Entries taken from a collection
·····

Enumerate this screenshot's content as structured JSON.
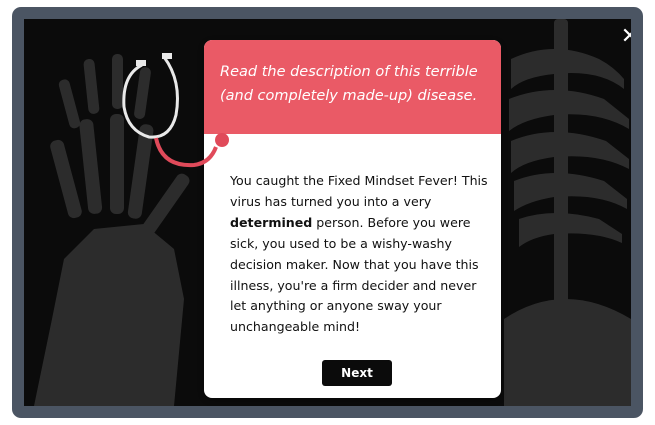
{
  "modal": {
    "close_label": "✕",
    "header_text": "Read the description of this terrible (and completely made-up) disease.",
    "body_part1": "You caught the Fixed Mindset Fever! This virus has turned you into a very ",
    "body_bold": "determined",
    "body_part2": " person. Before you were sick, you used to be a wishy-washy decision maker. Now that you have this illness, you're a firm decider and never let anything or anyone sway your unchangeable mind!",
    "next_label": "Next"
  },
  "colors": {
    "frame": "#4b5563",
    "header": "#ea5a66",
    "stethoscope": "#e04a5a",
    "button": "#0b0b0b",
    "background": "#0b0b0b"
  },
  "icons": {
    "close": "close-icon",
    "stethoscope": "stethoscope-icon"
  }
}
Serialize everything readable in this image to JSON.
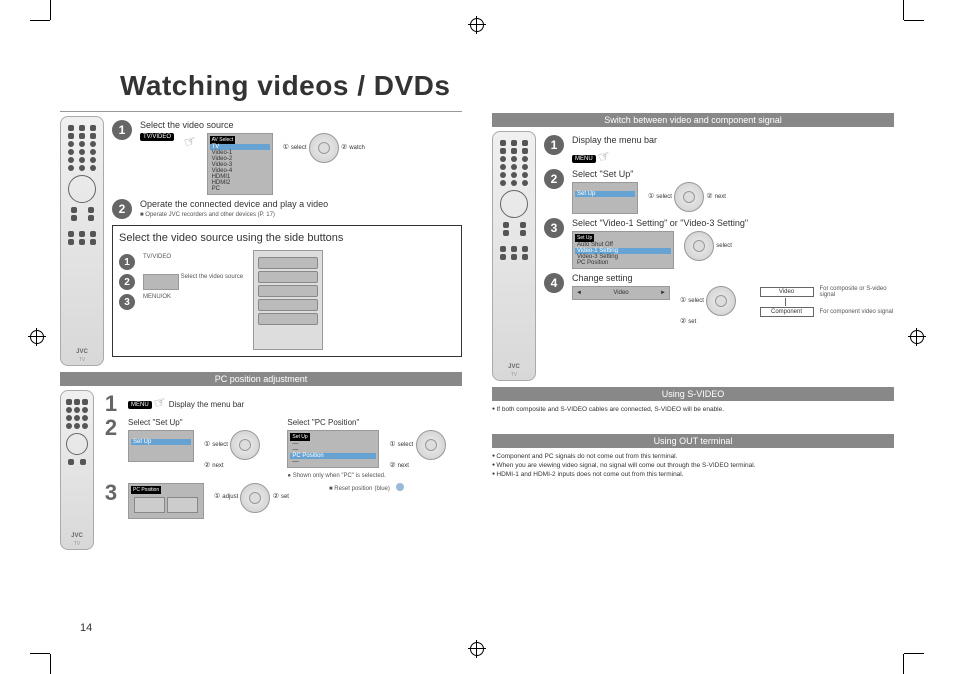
{
  "title": "Watching videos / DVDs",
  "page_number": "14",
  "remote": {
    "brand": "JVC",
    "model_label": "TV"
  },
  "left": {
    "step1": {
      "title": "Select the video source",
      "av_select_label": "AV Select",
      "sources": [
        "TV",
        "Video-1",
        "Video-2",
        "Video-3",
        "Video-4",
        "HDMI1",
        "HDMI2",
        "PC"
      ],
      "dial_top": "select",
      "dial_bottom": "watch",
      "key_label": "TV/VIDEO"
    },
    "step2": {
      "title": "Operate the connected device and play a video",
      "note": "Operate JVC recorders and other devices (P. 17)"
    },
    "boxed": {
      "title": "Select the video source using the side buttons",
      "s1": "TV/VIDEO",
      "s2": "Select the video source",
      "s3": "MENU/OK"
    },
    "pc_section": {
      "bar": "PC position adjustment",
      "s1_title": "Display the menu bar",
      "menu_key": "MENU",
      "s2_titleA": "Select \"Set Up\"",
      "s2_titleB": "Select \"PC Position\"",
      "menuA_header": "Set Up",
      "menuA_item": "Set Up",
      "menuB_header": "Set Up",
      "menuB_note": "Shown only when \"PC\" is selected.",
      "dial_sel": "select",
      "dial_next": "next",
      "s3_header": "PC Position",
      "s3_adjust": "adjust",
      "s3_set": "set",
      "reset_label": "Reset position",
      "blue_label": "(blue)"
    }
  },
  "right": {
    "switch_bar": "Switch between video and component signal",
    "s1_title": "Display the menu bar",
    "menu_key": "MENU",
    "s2_title": "Select \"Set Up\"",
    "menu2_item": "Set Up",
    "dial_sel": "select",
    "dial_next": "next",
    "s3_title": "Select \"Video-1 Setting\" or \"Video-3 Setting\"",
    "menu3_header": "Set Up",
    "menu3_rows": [
      "Auto Shut Off",
      "Video-1 Setting",
      "Video-3 Setting",
      "PC Position"
    ],
    "s3_dial": "select",
    "s4_title": "Change setting",
    "s4_row_label": "Video",
    "s4_dial_top": "select",
    "s4_dial_bottom": "set",
    "legend": {
      "video": "Video",
      "video_note": "For composite or S-video signal",
      "component": "Component",
      "component_note": "For component video signal"
    },
    "svideo_bar": "Using S-VIDEO",
    "svideo_note": "If both composite and S-VIDEO cables are connected, S-VIDEO will be enable.",
    "out_bar": "Using OUT terminal",
    "out_notes": [
      "Component and PC signals do not come out from this terminal.",
      "When you are viewing video signal, no signal will come out through the S-VIDEO terminal.",
      "HDMI-1 and HDMI-2 inputs does not come out from this terminal."
    ]
  }
}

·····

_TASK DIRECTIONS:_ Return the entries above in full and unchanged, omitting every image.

_WRITTEN ANSWER:_
Enumerate this screenshot's content as structured JSON.
{
  "modal": {
    "close_label": "✕",
    "header_text": "Read the description of this terrible (and completely made-up) disease.",
    "body_part1": "You caught the Fixed Mindset Fever! This virus has turned you into a very ",
    "body_bold": "determined",
    "body_part2": " person. Before you were sick, you used to be a wishy-washy decision maker. Now that you have this illness, you're a firm decider and never let anything or anyone sway your unchangeable mind!",
    "next_label": "Next"
  },
  "colors": {
    "frame": "#4b5563",
    "header": "#ea5a66",
    "stethoscope": "#e04a5a",
    "button": "#0b0b0b",
    "background": "#0b0b0b"
  },
  "icons": {
    "close": "close-icon",
    "stethoscope": "stethoscope-icon"
  }
}
Serialize everything readable in this image to JSON.
{
  "title": "Watching videos / DVDs",
  "page_number": "14",
  "remote": {
    "brand": "JVC",
    "model_label": "TV"
  },
  "left": {
    "step1": {
      "title": "Select the video source",
      "av_select_label": "AV Select",
      "sources": [
        "TV",
        "Video-1",
        "Video-2",
        "Video-3",
        "Video-4",
        "HDMI1",
        "HDMI2",
        "PC"
      ],
      "dial_top": "select",
      "dial_bottom": "watch",
      "key_label": "TV/VIDEO"
    },
    "step2": {
      "title": "Operate the connected device and play a video",
      "note": "Operate JVC recorders and other devices (P. 17)"
    },
    "boxed": {
      "title": "Select the video source using the side buttons",
      "s1": "TV/VIDEO",
      "s2": "Select the video source",
      "s3": "MENU/OK"
    },
    "pc_section": {
      "bar": "PC position adjustment",
      "s1_title": "Display the menu bar",
      "menu_key": "MENU",
      "s2_titleA": "Select \"Set Up\"",
      "s2_titleB": "Select \"PC Position\"",
      "menuA_header": "Set Up",
      "menuA_item": "Set Up",
      "menuB_header": "Set Up",
      "menuB_note": "Shown only when \"PC\" is selected.",
      "dial_sel": "select",
      "dial_next": "next",
      "s3_header": "PC Position",
      "s3_adjust": "adjust",
      "s3_set": "set",
      "reset_label": "Reset position",
      "blue_label": "(blue)"
    }
  },
  "right": {
    "switch_bar": "Switch between video and component signal",
    "s1_title": "Display the menu bar",
    "menu_key": "MENU",
    "s2_title": "Select \"Set Up\"",
    "menu2_item": "Set Up",
    "dial_sel": "select",
    "dial_next": "next",
    "s3_title": "Select \"Video-1 Setting\" or \"Video-3 Setting\"",
    "menu3_header": "Set Up",
    "menu3_rows": [
      "Auto Shut Off",
      "Video-1 Setting",
      "Video-3 Setting",
      "PC Position"
    ],
    "s3_dial": "select",
    "s4_title": "Change setting",
    "s4_row_label": "Video",
    "s4_dial_top": "select",
    "s4_dial_bottom": "set",
    "legend": {
      "video": "Video",
      "video_note": "For composite or S-video signal",
      "component": "Component",
      "component_note": "For component video signal"
    },
    "svideo_bar": "Using S-VIDEO",
    "svideo_note": "If both composite and S-VIDEO cables are connected, S-VIDEO will be enable.",
    "out_bar": "Using OUT terminal",
    "out_notes": [
      "Component and PC signals do not come out from this terminal.",
      "When you are viewing video signal, no signal will come out through the S-VIDEO terminal.",
      "HDMI-1 and HDMI-2 inputs does not come out from this terminal."
    ]
  }
}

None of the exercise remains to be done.